* **Prompt**
Search the records for "value". Report every line where it occurs.

* **Exercise data**
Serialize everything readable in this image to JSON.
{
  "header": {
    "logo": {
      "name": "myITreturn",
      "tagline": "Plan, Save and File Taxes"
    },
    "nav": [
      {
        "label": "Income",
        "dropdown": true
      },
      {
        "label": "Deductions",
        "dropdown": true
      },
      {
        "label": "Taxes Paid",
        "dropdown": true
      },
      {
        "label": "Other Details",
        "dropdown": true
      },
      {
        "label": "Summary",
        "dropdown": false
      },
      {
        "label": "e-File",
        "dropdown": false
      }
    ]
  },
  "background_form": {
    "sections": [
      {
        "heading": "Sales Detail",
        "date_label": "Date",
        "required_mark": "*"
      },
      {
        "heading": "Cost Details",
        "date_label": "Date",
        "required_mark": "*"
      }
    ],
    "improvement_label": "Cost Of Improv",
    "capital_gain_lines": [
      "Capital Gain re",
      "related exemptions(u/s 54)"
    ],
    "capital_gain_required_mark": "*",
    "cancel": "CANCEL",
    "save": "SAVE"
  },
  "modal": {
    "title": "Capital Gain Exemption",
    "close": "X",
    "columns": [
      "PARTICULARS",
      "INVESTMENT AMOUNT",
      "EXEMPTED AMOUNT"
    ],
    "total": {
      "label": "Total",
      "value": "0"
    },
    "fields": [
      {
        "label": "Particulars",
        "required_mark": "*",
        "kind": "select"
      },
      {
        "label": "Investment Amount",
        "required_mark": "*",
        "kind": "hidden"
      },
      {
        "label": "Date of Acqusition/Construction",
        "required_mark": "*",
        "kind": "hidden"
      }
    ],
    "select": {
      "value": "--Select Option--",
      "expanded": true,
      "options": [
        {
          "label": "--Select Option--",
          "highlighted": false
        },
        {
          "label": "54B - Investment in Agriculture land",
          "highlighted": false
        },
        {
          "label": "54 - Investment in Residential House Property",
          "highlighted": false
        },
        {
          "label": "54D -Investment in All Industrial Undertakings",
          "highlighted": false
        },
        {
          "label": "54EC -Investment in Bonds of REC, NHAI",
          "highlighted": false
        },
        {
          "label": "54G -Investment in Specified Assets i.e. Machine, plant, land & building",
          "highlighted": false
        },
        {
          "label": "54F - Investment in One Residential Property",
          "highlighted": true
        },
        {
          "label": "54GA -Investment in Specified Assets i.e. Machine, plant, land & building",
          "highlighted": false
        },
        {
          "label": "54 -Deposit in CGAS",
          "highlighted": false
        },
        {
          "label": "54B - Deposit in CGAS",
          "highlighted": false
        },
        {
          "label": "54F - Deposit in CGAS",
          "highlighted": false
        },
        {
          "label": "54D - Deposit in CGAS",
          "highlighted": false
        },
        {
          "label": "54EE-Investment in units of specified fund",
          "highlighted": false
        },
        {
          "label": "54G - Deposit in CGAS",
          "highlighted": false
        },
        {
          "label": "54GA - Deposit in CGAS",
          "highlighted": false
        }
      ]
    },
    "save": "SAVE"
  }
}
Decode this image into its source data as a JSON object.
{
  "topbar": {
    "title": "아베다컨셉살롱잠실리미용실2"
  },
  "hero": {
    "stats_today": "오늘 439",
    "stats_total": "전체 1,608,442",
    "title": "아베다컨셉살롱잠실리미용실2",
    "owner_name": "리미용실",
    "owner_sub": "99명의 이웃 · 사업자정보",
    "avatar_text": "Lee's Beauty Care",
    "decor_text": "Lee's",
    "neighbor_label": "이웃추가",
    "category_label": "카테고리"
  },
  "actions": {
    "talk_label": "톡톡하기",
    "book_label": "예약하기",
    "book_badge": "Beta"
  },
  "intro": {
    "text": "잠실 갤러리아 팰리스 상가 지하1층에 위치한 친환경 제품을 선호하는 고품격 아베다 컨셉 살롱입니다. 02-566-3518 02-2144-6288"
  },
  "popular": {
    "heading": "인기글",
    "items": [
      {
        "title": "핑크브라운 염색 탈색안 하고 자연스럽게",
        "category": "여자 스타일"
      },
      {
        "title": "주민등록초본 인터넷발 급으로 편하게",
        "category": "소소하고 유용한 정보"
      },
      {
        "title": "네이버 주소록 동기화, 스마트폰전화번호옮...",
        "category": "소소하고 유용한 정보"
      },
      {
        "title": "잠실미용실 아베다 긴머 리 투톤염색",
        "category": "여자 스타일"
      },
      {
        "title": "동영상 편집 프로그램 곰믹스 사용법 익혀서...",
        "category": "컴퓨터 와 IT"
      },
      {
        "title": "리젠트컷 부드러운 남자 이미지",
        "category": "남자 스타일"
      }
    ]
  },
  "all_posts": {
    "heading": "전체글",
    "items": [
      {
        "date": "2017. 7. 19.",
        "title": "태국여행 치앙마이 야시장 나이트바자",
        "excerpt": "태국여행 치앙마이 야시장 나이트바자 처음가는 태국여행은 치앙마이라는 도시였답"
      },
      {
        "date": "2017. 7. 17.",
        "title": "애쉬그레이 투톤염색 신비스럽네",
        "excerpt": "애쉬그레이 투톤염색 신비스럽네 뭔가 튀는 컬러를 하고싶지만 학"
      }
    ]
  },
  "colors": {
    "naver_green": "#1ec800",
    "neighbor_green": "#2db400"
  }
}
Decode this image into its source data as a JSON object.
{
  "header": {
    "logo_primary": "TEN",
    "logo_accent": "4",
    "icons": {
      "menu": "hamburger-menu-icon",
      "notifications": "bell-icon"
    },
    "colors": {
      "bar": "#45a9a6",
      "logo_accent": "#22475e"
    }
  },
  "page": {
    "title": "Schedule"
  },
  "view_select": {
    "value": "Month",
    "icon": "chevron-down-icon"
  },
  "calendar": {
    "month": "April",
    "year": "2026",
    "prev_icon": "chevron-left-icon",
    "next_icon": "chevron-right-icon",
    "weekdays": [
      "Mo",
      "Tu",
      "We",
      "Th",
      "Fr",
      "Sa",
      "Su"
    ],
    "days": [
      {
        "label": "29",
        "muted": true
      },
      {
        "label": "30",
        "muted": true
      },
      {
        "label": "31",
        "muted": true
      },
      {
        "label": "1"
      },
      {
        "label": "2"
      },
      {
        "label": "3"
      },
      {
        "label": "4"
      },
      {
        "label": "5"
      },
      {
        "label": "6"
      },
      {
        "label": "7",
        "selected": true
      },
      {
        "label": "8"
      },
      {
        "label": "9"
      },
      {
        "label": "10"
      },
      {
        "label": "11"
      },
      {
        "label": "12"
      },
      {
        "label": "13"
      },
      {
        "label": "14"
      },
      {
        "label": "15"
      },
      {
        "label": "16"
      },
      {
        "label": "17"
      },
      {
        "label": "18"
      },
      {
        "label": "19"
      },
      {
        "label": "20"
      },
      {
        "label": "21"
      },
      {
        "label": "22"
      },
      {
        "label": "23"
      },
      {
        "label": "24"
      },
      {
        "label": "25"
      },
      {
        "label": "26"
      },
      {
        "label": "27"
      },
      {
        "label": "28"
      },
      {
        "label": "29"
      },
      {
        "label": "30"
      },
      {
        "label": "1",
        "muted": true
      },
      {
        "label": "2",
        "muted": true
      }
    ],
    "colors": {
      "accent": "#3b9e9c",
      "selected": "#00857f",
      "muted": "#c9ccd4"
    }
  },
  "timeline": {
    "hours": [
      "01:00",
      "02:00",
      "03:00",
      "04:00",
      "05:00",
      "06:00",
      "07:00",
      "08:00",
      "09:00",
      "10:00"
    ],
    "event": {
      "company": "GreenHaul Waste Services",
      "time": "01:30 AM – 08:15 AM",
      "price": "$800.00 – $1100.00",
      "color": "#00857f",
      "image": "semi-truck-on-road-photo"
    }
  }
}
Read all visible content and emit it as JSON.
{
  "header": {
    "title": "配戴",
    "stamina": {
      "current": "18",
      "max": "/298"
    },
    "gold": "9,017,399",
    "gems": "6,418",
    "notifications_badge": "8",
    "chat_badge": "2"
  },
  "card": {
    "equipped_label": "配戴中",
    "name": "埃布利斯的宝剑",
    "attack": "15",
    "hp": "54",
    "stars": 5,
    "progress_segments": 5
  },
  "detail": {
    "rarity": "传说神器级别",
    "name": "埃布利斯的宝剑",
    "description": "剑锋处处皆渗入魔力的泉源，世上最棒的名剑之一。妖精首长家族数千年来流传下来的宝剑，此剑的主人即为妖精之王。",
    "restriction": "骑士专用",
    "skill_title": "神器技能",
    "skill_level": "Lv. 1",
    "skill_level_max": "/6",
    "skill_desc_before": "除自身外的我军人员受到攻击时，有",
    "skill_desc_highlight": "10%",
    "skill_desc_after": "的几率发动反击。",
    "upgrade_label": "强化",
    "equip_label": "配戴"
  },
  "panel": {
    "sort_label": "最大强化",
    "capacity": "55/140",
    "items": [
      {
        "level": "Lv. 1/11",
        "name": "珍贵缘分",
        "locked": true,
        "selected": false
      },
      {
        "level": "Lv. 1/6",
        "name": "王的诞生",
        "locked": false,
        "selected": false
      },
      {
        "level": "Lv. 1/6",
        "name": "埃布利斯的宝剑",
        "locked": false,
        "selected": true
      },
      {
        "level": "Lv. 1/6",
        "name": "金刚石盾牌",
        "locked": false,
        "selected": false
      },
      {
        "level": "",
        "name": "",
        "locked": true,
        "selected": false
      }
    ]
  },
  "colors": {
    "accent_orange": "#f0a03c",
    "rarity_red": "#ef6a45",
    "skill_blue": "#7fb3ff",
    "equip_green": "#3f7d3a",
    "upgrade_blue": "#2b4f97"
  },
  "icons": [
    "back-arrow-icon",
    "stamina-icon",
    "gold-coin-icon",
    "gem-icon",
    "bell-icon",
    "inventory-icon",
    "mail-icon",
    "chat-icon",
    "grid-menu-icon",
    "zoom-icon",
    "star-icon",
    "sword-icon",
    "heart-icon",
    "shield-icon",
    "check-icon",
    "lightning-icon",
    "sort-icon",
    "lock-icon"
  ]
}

* **Solution**
      "value": "0"
      "value": "--Select Option--",
    "value": "Month",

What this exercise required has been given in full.